● Your task
Copy all lines below containing "name".
[Records to use — start]
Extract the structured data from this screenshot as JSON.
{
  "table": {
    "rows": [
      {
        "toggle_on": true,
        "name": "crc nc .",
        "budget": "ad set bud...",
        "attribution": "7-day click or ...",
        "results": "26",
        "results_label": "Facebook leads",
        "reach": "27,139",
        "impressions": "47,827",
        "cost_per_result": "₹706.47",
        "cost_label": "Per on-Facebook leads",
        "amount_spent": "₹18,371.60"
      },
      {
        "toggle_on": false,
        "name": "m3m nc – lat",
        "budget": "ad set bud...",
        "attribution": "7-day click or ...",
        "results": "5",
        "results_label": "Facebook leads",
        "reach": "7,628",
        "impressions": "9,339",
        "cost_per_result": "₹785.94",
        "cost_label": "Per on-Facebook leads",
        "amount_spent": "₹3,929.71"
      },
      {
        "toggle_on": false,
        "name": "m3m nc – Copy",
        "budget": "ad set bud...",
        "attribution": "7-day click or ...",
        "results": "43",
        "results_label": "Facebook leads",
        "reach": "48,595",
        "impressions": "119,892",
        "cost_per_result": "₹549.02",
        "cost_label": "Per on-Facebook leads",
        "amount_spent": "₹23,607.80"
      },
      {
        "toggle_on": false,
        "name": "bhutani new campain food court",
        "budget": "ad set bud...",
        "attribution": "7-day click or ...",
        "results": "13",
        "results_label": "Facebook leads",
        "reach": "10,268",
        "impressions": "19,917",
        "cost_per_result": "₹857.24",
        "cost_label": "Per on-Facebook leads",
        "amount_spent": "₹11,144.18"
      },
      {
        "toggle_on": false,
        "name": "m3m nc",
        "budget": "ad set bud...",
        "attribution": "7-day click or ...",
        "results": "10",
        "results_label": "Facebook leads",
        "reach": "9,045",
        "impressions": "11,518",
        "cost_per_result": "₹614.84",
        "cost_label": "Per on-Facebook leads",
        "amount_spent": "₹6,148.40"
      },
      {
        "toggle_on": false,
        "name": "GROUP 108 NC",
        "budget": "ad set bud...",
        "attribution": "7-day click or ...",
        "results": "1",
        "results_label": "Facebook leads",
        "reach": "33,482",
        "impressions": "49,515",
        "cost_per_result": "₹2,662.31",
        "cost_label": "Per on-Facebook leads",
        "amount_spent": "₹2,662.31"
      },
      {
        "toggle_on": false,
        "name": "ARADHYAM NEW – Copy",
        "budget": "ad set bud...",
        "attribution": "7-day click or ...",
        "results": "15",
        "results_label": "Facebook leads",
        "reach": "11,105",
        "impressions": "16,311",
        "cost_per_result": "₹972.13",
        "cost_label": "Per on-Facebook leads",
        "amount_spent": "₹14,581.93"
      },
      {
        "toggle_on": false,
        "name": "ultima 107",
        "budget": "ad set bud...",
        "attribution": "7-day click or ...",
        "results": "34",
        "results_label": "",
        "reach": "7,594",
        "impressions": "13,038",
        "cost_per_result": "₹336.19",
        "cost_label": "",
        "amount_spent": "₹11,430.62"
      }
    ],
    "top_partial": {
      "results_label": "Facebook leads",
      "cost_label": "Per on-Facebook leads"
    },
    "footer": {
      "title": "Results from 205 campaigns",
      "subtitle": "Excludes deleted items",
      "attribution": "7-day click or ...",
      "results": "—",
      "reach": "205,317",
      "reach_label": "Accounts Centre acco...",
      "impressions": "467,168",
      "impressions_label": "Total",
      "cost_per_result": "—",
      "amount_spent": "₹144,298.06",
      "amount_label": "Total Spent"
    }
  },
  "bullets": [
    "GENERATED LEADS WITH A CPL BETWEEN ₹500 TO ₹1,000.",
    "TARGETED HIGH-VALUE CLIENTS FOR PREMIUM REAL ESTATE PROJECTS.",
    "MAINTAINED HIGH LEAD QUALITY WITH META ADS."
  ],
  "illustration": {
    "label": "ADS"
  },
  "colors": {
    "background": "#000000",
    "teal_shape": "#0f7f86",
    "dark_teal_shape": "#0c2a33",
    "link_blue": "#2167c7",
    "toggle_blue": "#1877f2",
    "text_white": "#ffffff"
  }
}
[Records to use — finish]
● The completed task
        "name": "crc nc .",
        "name": "m3m nc – lat",
        "name": "m3m nc – Copy",
        "name": "bhutani new campain food court",
        "name": "m3m nc",
        "name": "GROUP 108 NC",
        "name": "ARADHYAM NEW – Copy",
        "name": "ultima 107",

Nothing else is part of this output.